WASHINGTON • United States President Barack Obama has asked key advisers to draw up options for ratcheting up the fight against Islamic State in Iraq and Syria (ISIS) terror group, including opening a new front in Libya.
Eighteen months after a US-led coalition began air strikes against ISIS in Iraq and Syria, administration sources said that the White House wants to speed up and broaden the effort.
Efforts will deepen to retake Raqqa in Syria and Mosul in Iraq, and to check the militants' growth in Afghanistan.
But there is an increasing focus on Libya. Potential options are said to range from intensified air strikes to participation in a United Nations-backed ground force that would help take on Libya's estimated 3,000 ISIS fighters.

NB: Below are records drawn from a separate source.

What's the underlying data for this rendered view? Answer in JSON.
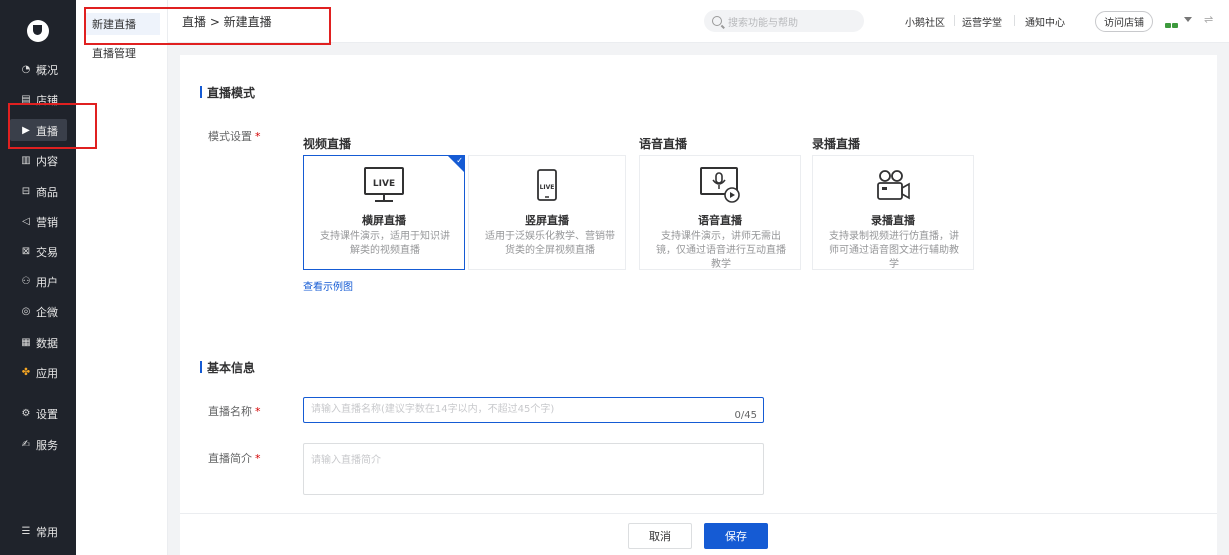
{
  "nav": {
    "items": [
      {
        "icon": "overview-icon",
        "glyph": "◔",
        "label": "概况"
      },
      {
        "icon": "store-icon",
        "glyph": "▤",
        "label": "店铺"
      },
      {
        "icon": "live-icon",
        "glyph": "▶",
        "label": "直播"
      },
      {
        "icon": "content-icon",
        "glyph": "▥",
        "label": "内容"
      },
      {
        "icon": "goods-icon",
        "glyph": "⊟",
        "label": "商品"
      },
      {
        "icon": "marketing-icon",
        "glyph": "◁",
        "label": "营销"
      },
      {
        "icon": "trade-icon",
        "glyph": "⊠",
        "label": "交易"
      },
      {
        "icon": "user-icon",
        "glyph": "⚇",
        "label": "用户"
      },
      {
        "icon": "wecom-icon",
        "glyph": "◎",
        "label": "企微"
      },
      {
        "icon": "data-icon",
        "glyph": "▦",
        "label": "数据"
      },
      {
        "icon": "apps-icon",
        "glyph": "✤",
        "label": "应用"
      },
      {
        "icon": "settings-icon",
        "glyph": "⚙",
        "label": "设置"
      },
      {
        "icon": "service-icon",
        "glyph": "✍",
        "label": "服务"
      }
    ],
    "common": {
      "icon": "menu-icon",
      "glyph": "☰",
      "label": "常用"
    }
  },
  "subnav": {
    "items": [
      "新建直播",
      "直播管理"
    ]
  },
  "header": {
    "breadcrumb": "直播 > 新建直播",
    "search_placeholder": "搜索功能与帮助",
    "links": [
      "小鹅社区",
      "运营学堂",
      "通知中心"
    ],
    "visit_store": "访问店铺",
    "switch_glyph": "⇌"
  },
  "mode_section": {
    "title": "直播模式",
    "field_label": "模式设置",
    "required": "*",
    "groups": [
      "视频直播",
      "语音直播",
      "录播直播"
    ],
    "cards": [
      {
        "title": "横屏直播",
        "desc": "支持课件演示，适用于知识讲解类的视频直播",
        "icon": "landscape-live-icon",
        "badge": "LIVE"
      },
      {
        "title": "竖屏直播",
        "desc": "适用于泛娱乐化教学、营销带货类的全屏视频直播",
        "icon": "portrait-live-icon",
        "badge": "LIVE"
      },
      {
        "title": "语音直播",
        "desc": "支持课件演示，讲师无需出镜，仅通过语音进行互动直播教学",
        "icon": "voice-live-icon"
      },
      {
        "title": "录播直播",
        "desc": "支持录制视频进行仿直播，讲师可通过语音图文进行辅助教学",
        "icon": "recorded-live-icon"
      }
    ],
    "example_link": "查看示例图"
  },
  "basic_section": {
    "title": "基本信息",
    "name_label": "直播名称",
    "name_placeholder": "请输入直播名称(建议字数在14字以内，不超过45个字)",
    "name_counter": "0/45",
    "intro_label": "直播简介",
    "intro_placeholder": "请输入直播简介",
    "required": "*"
  },
  "footer": {
    "cancel": "取消",
    "save": "保存"
  },
  "colors": {
    "accent": "#155bd4",
    "nav_bg": "#1f232b",
    "highlight": "#e02020"
  }
}
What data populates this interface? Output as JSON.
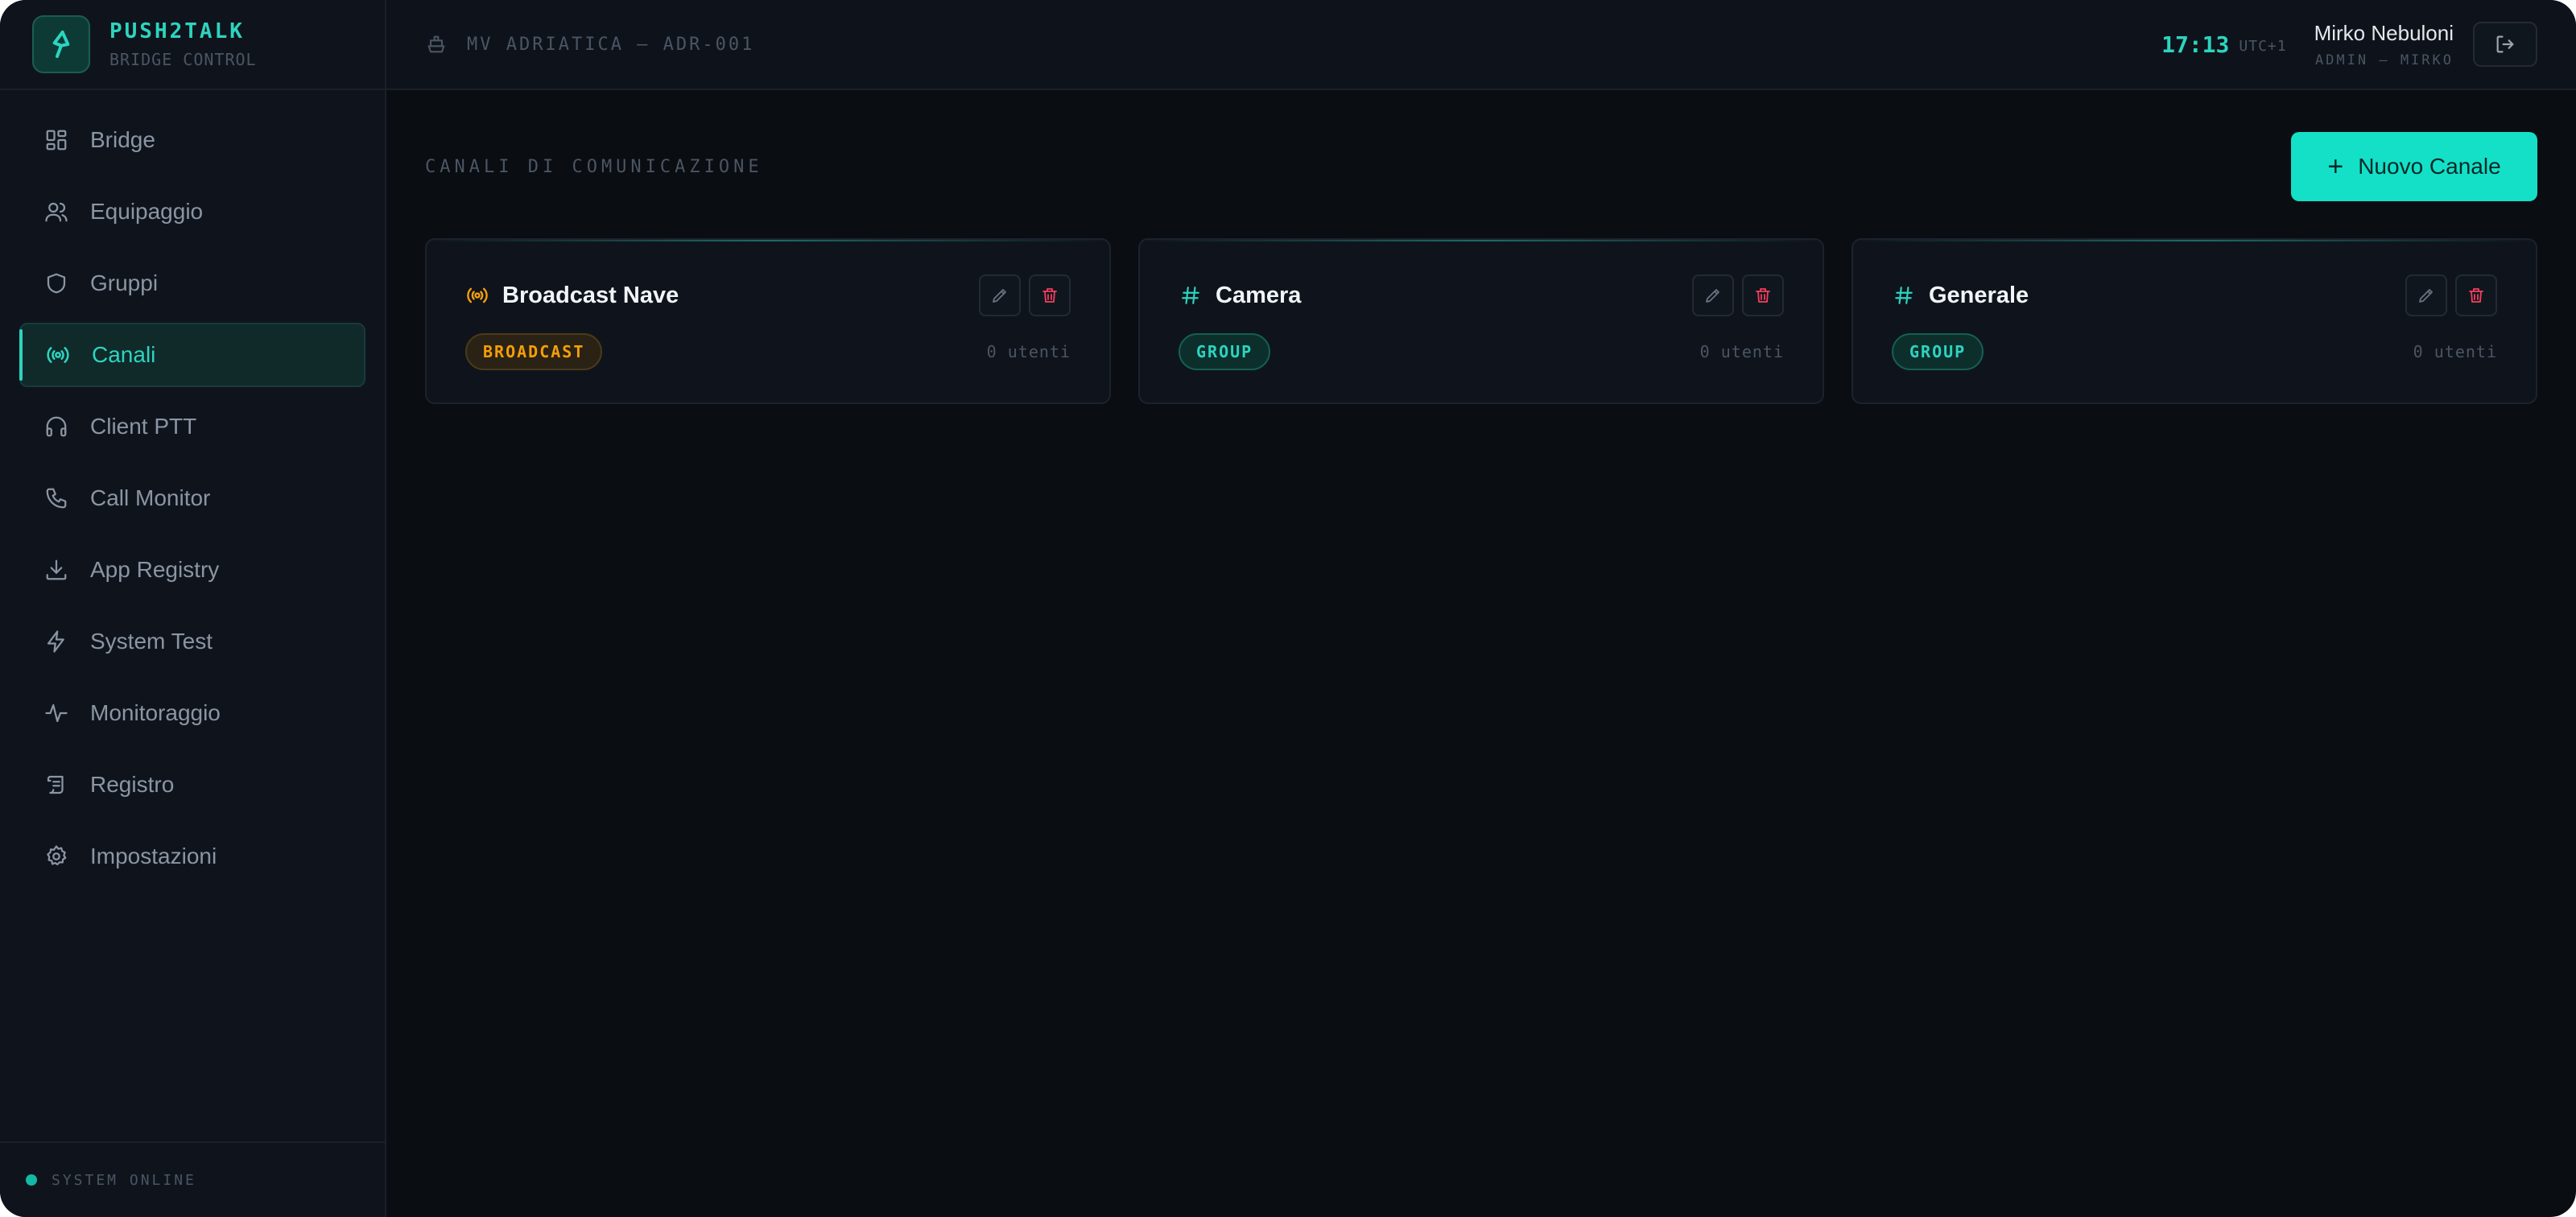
{
  "brand": {
    "title": "PUSH2TALK",
    "subtitle": "BRIDGE CONTROL"
  },
  "sidebar": {
    "items": [
      {
        "label": "Bridge",
        "icon": "dashboard-icon",
        "active": false
      },
      {
        "label": "Equipaggio",
        "icon": "users-icon",
        "active": false
      },
      {
        "label": "Gruppi",
        "icon": "shield-icon",
        "active": false
      },
      {
        "label": "Canali",
        "icon": "radio-icon",
        "active": true
      },
      {
        "label": "Client PTT",
        "icon": "headphones-icon",
        "active": false
      },
      {
        "label": "Call Monitor",
        "icon": "phone-icon",
        "active": false
      },
      {
        "label": "App Registry",
        "icon": "download-icon",
        "active": false
      },
      {
        "label": "System Test",
        "icon": "bolt-icon",
        "active": false
      },
      {
        "label": "Monitoraggio",
        "icon": "activity-icon",
        "active": false
      },
      {
        "label": "Registro",
        "icon": "scroll-icon",
        "active": false
      },
      {
        "label": "Impostazioni",
        "icon": "gear-icon",
        "active": false
      }
    ],
    "status": "SYSTEM ONLINE"
  },
  "header": {
    "vessel": "MV ADRIATICA — ADR-001",
    "time": "17:13",
    "timezone": "UTC+1",
    "user_name": "Mirko Nebuloni",
    "user_role": "ADMIN — MIRKO"
  },
  "main": {
    "section_title": "CANALI DI COMUNICAZIONE",
    "new_button": "Nuovo Canale",
    "channels": [
      {
        "name": "Broadcast Nave",
        "type": "BROADCAST",
        "users": "0 utenti",
        "icon": "radio-icon"
      },
      {
        "name": "Camera",
        "type": "GROUP",
        "users": "0 utenti",
        "icon": "hash-icon"
      },
      {
        "name": "Generale",
        "type": "GROUP",
        "users": "0 utenti",
        "icon": "hash-icon"
      }
    ]
  },
  "colors": {
    "accent": "#2dd4bf",
    "button": "#14e0c8",
    "broadcast": "#f59e0b",
    "danger": "#f43f5e",
    "background": "#0a0d12",
    "sidebar": "#0f141c"
  }
}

The US Defence Department "stands ready to perform the full spectrum of military operations as required", spokesman Michelle Baldanza said.
"We also continue to work with the international community to mitigate conflict in Libya, promote stability, and strengthen governance."
Said another US defence official: "Action in Libya is needed before Libya becomes a sanctuary for ISIL (another name for ISIS), before they become extremely hard to dislodge."
Since rebels and Western air power toppled Muammar Gaddafi's regime in 2011, the country has effectively lacked a government.
In the chaos, a disparate group of foreign fighters, home-grown militiamen, tribes and remnants of the Libyan Islamic Fighting Group have coalesced around the ISIS banner and gained a foothold.
Militants have recently taken control of Gaddafi's hometown of Sirte, a strategic port near oil fields that could provide a lucrative source of income.
Until now, US involvement in Libya has been limited to isolated air strikes and the deployment of US special forces, who are building ties with local armed groups and providing intelligence.
In November, a US F-16 fighter jet struck the eastern town of Derna, killing Abu Nabil, also known as Wissam Najm Abd Zayd al-Zubaydi, the local ISIS leader.